Web page and app entries
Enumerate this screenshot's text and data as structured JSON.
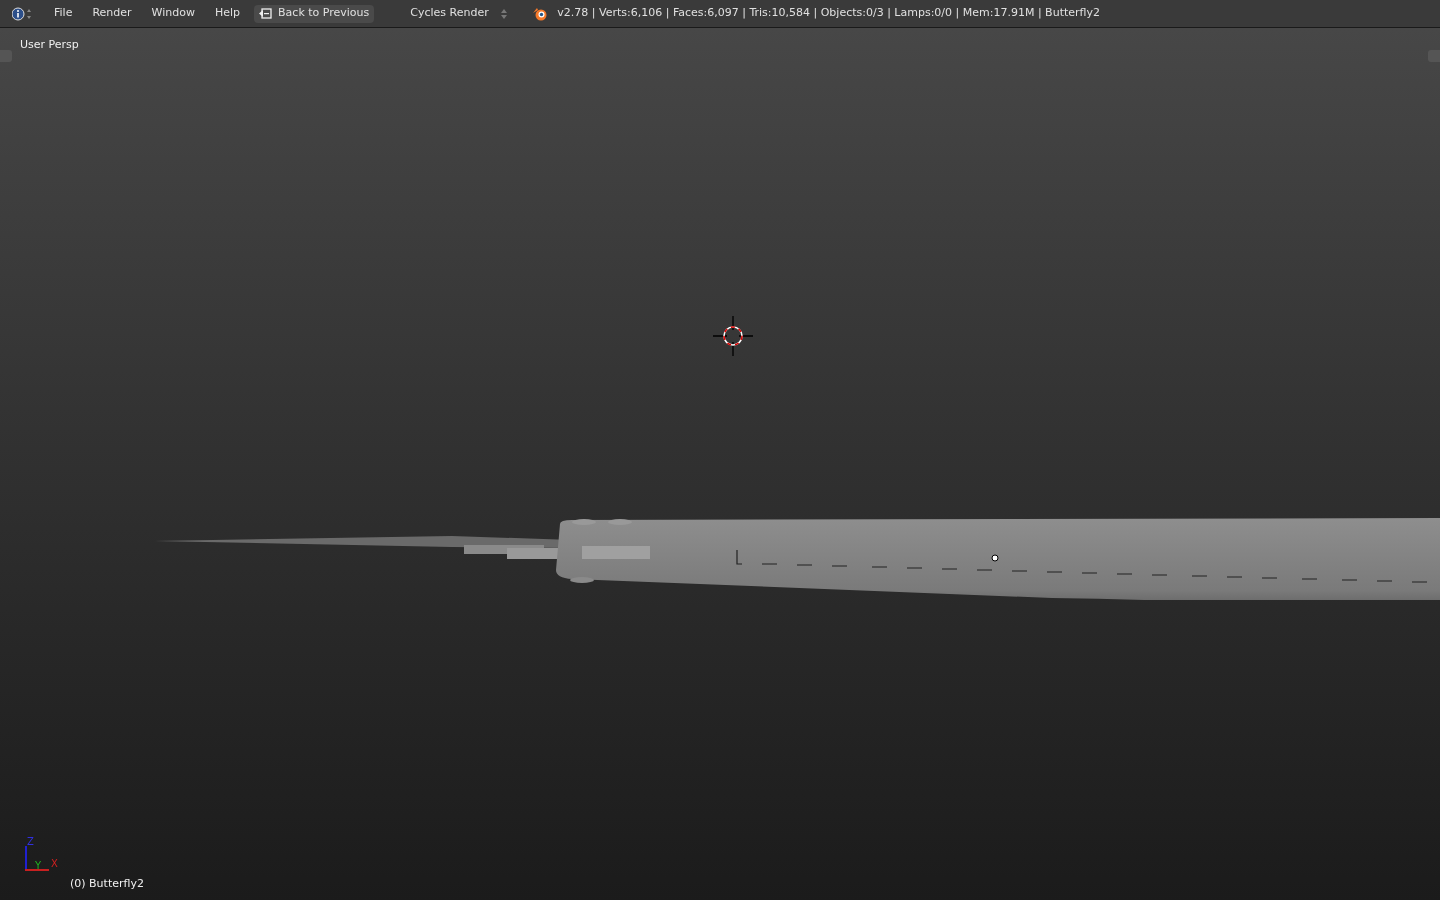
{
  "header": {
    "menus": [
      "File",
      "Render",
      "Window",
      "Help"
    ],
    "back_button": "Back to Previous",
    "render_engine": "Cycles Render",
    "stats": "v2.78 | Verts:6,106 | Faces:6,097 | Tris:10,584 | Objects:0/3 | Lamps:0/0 | Mem:17.91M | Butterfly2"
  },
  "viewport": {
    "view_label": "User Persp",
    "object_label": "(0) Butterfly2",
    "axes": [
      "Z",
      "Y",
      "X"
    ]
  }
}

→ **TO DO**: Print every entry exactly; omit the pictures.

→ **REPLY TO THE EXERCISE**:
Enumerate this screenshot's text and data as structured JSON.
{
  "header": {
    "menus": [
      "File",
      "Render",
      "Window",
      "Help"
    ],
    "back_button": "Back to Previous",
    "render_engine": "Cycles Render",
    "stats": "v2.78 | Verts:6,106 | Faces:6,097 | Tris:10,584 | Objects:0/3 | Lamps:0/0 | Mem:17.91M | Butterfly2"
  },
  "viewport": {
    "view_label": "User Persp",
    "object_label": "(0) Butterfly2",
    "axes": [
      "Z",
      "Y",
      "X"
    ]
  }
}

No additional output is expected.